“EVEN MILITARY dogs are grateful to the army,” said Apirat Kongsompong, its commander, earlier this year. He was implying that if mere animals could muster the appropriate emotion, people should be overflowing with gratitude. After all, the army is a “sacred” institution, he believes. Yet ordinary Thais do not seem to realise how lucky they are. Indeed, they have been showing signs of sacrilege.
Enlistment is one indicator of disenchantment. Every April the government conducts a lottery to select some 100,000 conscripts to serve in the armed forces for two years. Because this year’s draft has been delayed until July, owing to the coronavirus pandemic, a shortfall of soldiers looms: just 5,460 out of 42,000 conscripts scheduled for discharge at the end of April have volunteered to stay on, despite the wilting economy. Often it is poorer boys from rural areas who end up as conscripts; richer Thais seem better at finding ways to dodge the draft. Reports of beatings, abuse and drudgery abound. Occasionally conscripts die from such mistreatment. So unpopular is conscription that a new party which promised to end it and seek other military reforms won the third most seats in last year’s election.
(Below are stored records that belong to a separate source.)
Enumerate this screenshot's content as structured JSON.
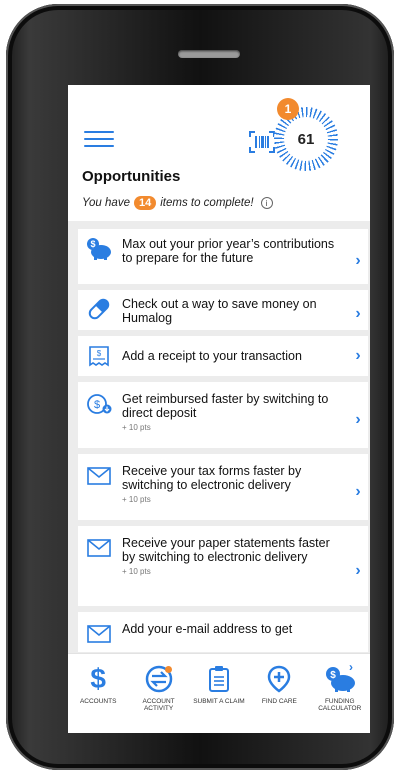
{
  "header": {
    "notification_count": "1",
    "score": "61",
    "title": "Opportunities",
    "subtitle_prefix": "You have",
    "items_count": "14",
    "subtitle_suffix": "items to complete!",
    "info_glyph": "i"
  },
  "opportunities": [
    {
      "icon": "piggy-bank-icon",
      "text": "Max out your prior year’s contributions to prepare for the future",
      "points": ""
    },
    {
      "icon": "pill-icon",
      "text": "Check out a way to save money on Humalog",
      "points": ""
    },
    {
      "icon": "receipt-icon",
      "text": "Add a receipt to your transaction",
      "points": ""
    },
    {
      "icon": "direct-deposit-icon",
      "text": "Get reimbursed faster by switching to direct deposit",
      "points": "+ 10 pts"
    },
    {
      "icon": "envelope-icon",
      "text": "Receive your tax forms faster by switching to electronic delivery",
      "points": "+ 10 pts"
    },
    {
      "icon": "envelope-icon",
      "text": "Receive your paper statements faster by switching to electronic delivery",
      "points": "+ 10 pts"
    },
    {
      "icon": "envelope-icon",
      "text": "Add your e-mail address to get",
      "points": ""
    }
  ],
  "chevron": "›",
  "tabs": [
    {
      "icon": "dollar-icon",
      "label": "ACCOUNTS",
      "glyph": "$"
    },
    {
      "icon": "account-activity-icon",
      "label": "ACCOUNT ACTIVITY"
    },
    {
      "icon": "clipboard-icon",
      "label": "SUBMIT A CLAIM"
    },
    {
      "icon": "location-pin-icon",
      "label": "FIND CARE"
    },
    {
      "icon": "piggy-bank-icon",
      "label": "FUNDING CALCULATOR"
    }
  ],
  "colors": {
    "accent": "#2a7de1",
    "badge": "#f28a2e"
  }
}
A fuss about military spending is another sign of Thais’ diminishing regard for men in uniform. The government, led by Prayuth Chan-ocha, a former army commander who appointed himself prime minister after a coup, had planned to spend roughly 232bn baht ($7.2bn) on the armed forces this year. When covid-19 blew a hole in its finances, it turned to Thai businesses, cap in hand. Disgruntled netizens pointed out that plenty of savings could be made before the state went begging—a brave thing to do, given how many Thais have been locked up in recent years for expressing the wrong opinions online. The government swiftly trimmed military spending by 8%, diverting the savings to schemes to salvage the economy.
The biggest blow to the army’s standing came in February, when a soldier went on a shooting rampage in the city of Nakhon Ratchasima, killing 29 people. The incident revealed the army’s incompetence (the killer obtained guns and ammunition by raiding a poorly guarded armoury), corruption (he seems to have been enraged after being cheated in a property deal involving relatives of a superior officer) and arrogance (it was criticism of the army’s response to the killings that prompted General Apirat to complain about ingratitude).
Soon after the massacre General Apirat pledged to reform military housing and root out corruption. Mr Prayuth weighed in, too, promising to halve the number of generals—there are about 1,700 of them—and to trim the army overall. Thailand has some 560,000 soldiers and reservists. Britain, with a similar population and pretensions as a global power, has about 230,000.
Many doubt that the promised reforms will come to much. “Nothing is being done,” says Paul Chambers of Naresuan University. Besides, the most urgent reform of all—an end to the army’s involvement in politics—is hardly one that Mr Prayuth is likely to pursue. ■
This article appeared in the Asia section of the print edition under the headline “In the doghouse”